#### Task directions
Print the whole listing again, exactly as it stands.

#### Records provided

◆ ◆ ◆

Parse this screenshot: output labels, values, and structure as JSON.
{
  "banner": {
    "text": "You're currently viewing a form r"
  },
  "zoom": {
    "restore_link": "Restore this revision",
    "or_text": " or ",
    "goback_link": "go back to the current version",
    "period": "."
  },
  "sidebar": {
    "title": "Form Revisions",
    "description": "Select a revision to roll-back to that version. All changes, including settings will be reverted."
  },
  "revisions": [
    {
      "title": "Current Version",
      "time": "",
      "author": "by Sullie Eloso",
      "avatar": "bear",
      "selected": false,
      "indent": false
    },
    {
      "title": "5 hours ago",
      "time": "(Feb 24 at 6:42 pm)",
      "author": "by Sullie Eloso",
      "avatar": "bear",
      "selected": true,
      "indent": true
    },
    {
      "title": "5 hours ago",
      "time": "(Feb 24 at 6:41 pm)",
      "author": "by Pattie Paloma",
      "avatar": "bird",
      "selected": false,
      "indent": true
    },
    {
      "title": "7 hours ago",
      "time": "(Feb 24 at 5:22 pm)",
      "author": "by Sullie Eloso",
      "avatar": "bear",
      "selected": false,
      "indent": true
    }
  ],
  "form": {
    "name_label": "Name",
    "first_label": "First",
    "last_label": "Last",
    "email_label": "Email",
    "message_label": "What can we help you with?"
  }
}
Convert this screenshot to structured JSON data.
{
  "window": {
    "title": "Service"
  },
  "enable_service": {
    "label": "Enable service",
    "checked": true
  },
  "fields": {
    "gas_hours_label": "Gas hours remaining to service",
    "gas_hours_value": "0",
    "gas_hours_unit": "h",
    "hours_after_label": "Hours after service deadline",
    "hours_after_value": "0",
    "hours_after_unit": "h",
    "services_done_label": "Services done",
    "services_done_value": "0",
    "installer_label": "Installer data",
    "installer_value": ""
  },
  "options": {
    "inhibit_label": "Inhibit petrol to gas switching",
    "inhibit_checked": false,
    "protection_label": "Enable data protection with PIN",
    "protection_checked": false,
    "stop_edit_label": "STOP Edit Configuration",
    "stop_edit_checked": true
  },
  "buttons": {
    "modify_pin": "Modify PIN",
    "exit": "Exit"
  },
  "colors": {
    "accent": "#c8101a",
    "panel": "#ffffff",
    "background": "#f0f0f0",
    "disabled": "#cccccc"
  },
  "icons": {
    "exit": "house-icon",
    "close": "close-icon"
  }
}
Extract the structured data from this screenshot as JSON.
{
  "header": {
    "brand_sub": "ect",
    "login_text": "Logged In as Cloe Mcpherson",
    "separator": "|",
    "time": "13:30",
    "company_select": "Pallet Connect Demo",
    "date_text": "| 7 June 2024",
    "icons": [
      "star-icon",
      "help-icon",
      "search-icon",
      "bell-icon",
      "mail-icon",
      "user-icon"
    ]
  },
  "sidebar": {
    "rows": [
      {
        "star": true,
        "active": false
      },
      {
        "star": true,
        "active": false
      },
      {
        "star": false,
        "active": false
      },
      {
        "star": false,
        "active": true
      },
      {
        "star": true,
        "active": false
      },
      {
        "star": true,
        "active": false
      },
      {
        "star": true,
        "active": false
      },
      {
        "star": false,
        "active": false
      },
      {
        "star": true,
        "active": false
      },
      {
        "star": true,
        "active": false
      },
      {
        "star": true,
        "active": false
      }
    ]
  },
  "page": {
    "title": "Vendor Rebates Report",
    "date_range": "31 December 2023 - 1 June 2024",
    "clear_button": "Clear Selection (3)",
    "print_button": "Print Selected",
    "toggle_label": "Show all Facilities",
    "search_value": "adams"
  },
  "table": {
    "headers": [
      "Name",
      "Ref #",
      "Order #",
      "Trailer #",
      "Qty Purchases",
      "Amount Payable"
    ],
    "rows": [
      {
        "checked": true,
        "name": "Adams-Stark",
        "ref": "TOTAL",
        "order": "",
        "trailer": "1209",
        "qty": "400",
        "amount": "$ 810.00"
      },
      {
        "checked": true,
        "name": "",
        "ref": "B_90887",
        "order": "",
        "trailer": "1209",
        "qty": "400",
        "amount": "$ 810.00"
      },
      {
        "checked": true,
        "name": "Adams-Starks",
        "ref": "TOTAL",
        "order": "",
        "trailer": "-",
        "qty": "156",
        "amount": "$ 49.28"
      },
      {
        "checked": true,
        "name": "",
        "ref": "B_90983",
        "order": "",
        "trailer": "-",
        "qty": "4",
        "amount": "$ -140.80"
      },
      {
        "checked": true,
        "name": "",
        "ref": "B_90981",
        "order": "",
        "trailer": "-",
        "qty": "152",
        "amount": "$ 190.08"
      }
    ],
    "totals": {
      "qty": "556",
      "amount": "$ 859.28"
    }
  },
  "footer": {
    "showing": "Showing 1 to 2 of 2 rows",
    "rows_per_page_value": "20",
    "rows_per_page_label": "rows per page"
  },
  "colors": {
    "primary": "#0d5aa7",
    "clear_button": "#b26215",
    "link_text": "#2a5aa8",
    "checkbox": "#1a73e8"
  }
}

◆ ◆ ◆

#### Output below
Parse this screenshot: output labels, values, and structure as JSON.
{
  "banner": {
    "text": "You're currently viewing a form r"
  },
  "zoom": {
    "restore_link": "Restore this revision",
    "or_text": " or ",
    "goback_link": "go back to the current version",
    "period": "."
  },
  "sidebar": {
    "title": "Form Revisions",
    "description": "Select a revision to roll-back to that version. All changes, including settings will be reverted."
  },
  "revisions": [
    {
      "title": "Current Version",
      "time": "",
      "author": "by Sullie Eloso",
      "avatar": "bear",
      "selected": false,
      "indent": false
    },
    {
      "title": "5 hours ago",
      "time": "(Feb 24 at 6:42 pm)",
      "author": "by Sullie Eloso",
      "avatar": "bear",
      "selected": true,
      "indent": true
    },
    {
      "title": "5 hours ago",
      "time": "(Feb 24 at 6:41 pm)",
      "author": "by Pattie Paloma",
      "avatar": "bird",
      "selected": false,
      "indent": true
    },
    {
      "title": "7 hours ago",
      "time": "(Feb 24 at 5:22 pm)",
      "author": "by Sullie Eloso",
      "avatar": "bear",
      "selected": false,
      "indent": true
    }
  ],
  "form": {
    "name_label": "Name",
    "first_label": "First",
    "last_label": "Last",
    "email_label": "Email",
    "message_label": "What can we help you with?"
  }
}
Convert this screenshot to structured JSON data.
{
  "window": {
    "title": "Service"
  },
  "enable_service": {
    "label": "Enable service",
    "checked": true
  },
  "fields": {
    "gas_hours_label": "Gas hours remaining to service",
    "gas_hours_value": "0",
    "gas_hours_unit": "h",
    "hours_after_label": "Hours after service deadline",
    "hours_after_value": "0",
    "hours_after_unit": "h",
    "services_done_label": "Services done",
    "services_done_value": "0",
    "installer_label": "Installer data",
    "installer_value": ""
  },
  "options": {
    "inhibit_label": "Inhibit petrol to gas switching",
    "inhibit_checked": false,
    "protection_label": "Enable data protection with PIN",
    "protection_checked": false,
    "stop_edit_label": "STOP Edit Configuration",
    "stop_edit_checked": true
  },
  "buttons": {
    "modify_pin": "Modify PIN",
    "exit": "Exit"
  },
  "colors": {
    "accent": "#c8101a",
    "panel": "#ffffff",
    "background": "#f0f0f0",
    "disabled": "#cccccc"
  },
  "icons": {
    "exit": "house-icon",
    "close": "close-icon"
  }
}
Extract the structured data from this screenshot as JSON.
{
  "header": {
    "brand_sub": "ect",
    "login_text": "Logged In as Cloe Mcpherson",
    "separator": "|",
    "time": "13:30",
    "company_select": "Pallet Connect Demo",
    "date_text": "| 7 June 2024",
    "icons": [
      "star-icon",
      "help-icon",
      "search-icon",
      "bell-icon",
      "mail-icon",
      "user-icon"
    ]
  },
  "sidebar": {
    "rows": [
      {
        "star": true,
        "active": false
      },
      {
        "star": true,
        "active": false
      },
      {
        "star": false,
        "active": false
      },
      {
        "star": false,
        "active": true
      },
      {
        "star": true,
        "active": false
      },
      {
        "star": true,
        "active": false
      },
      {
        "star": true,
        "active": false
      },
      {
        "star": false,
        "active": false
      },
      {
        "star": true,
        "active": false
      },
      {
        "star": true,
        "active": false
      },
      {
        "star": true,
        "active": false
      }
    ]
  },
  "page": {
    "title": "Vendor Rebates Report",
    "date_range": "31 December 2023 - 1 June 2024",
    "clear_button": "Clear Selection (3)",
    "print_button": "Print Selected",
    "toggle_label": "Show all Facilities",
    "search_value": "adams"
  },
  "table": {
    "headers": [
      "Name",
      "Ref #",
      "Order #",
      "Trailer #",
      "Qty Purchases",
      "Amount Payable"
    ],
    "rows": [
      {
        "checked": true,
        "name": "Adams-Stark",
        "ref": "TOTAL",
        "order": "",
        "trailer": "1209",
        "qty": "400",
        "amount": "$ 810.00"
      },
      {
        "checked": true,
        "name": "",
        "ref": "B_90887",
        "order": "",
        "trailer": "1209",
        "qty": "400",
        "amount": "$ 810.00"
      },
      {
        "checked": true,
        "name": "Adams-Starks",
        "ref": "TOTAL",
        "order": "",
        "trailer": "-",
        "qty": "156",
        "amount": "$ 49.28"
      },
      {
        "checked": true,
        "name": "",
        "ref": "B_90983",
        "order": "",
        "trailer": "-",
        "qty": "4",
        "amount": "$ -140.80"
      },
      {
        "checked": true,
        "name": "",
        "ref": "B_90981",
        "order": "",
        "trailer": "-",
        "qty": "152",
        "amount": "$ 190.08"
      }
    ],
    "totals": {
      "qty": "556",
      "amount": "$ 859.28"
    }
  },
  "footer": {
    "showing": "Showing 1 to 2 of 2 rows",
    "rows_per_page_value": "20",
    "rows_per_page_label": "rows per page"
  },
  "colors": {
    "primary": "#0d5aa7",
    "clear_button": "#b26215",
    "link_text": "#2a5aa8",
    "checkbox": "#1a73e8"
  }
}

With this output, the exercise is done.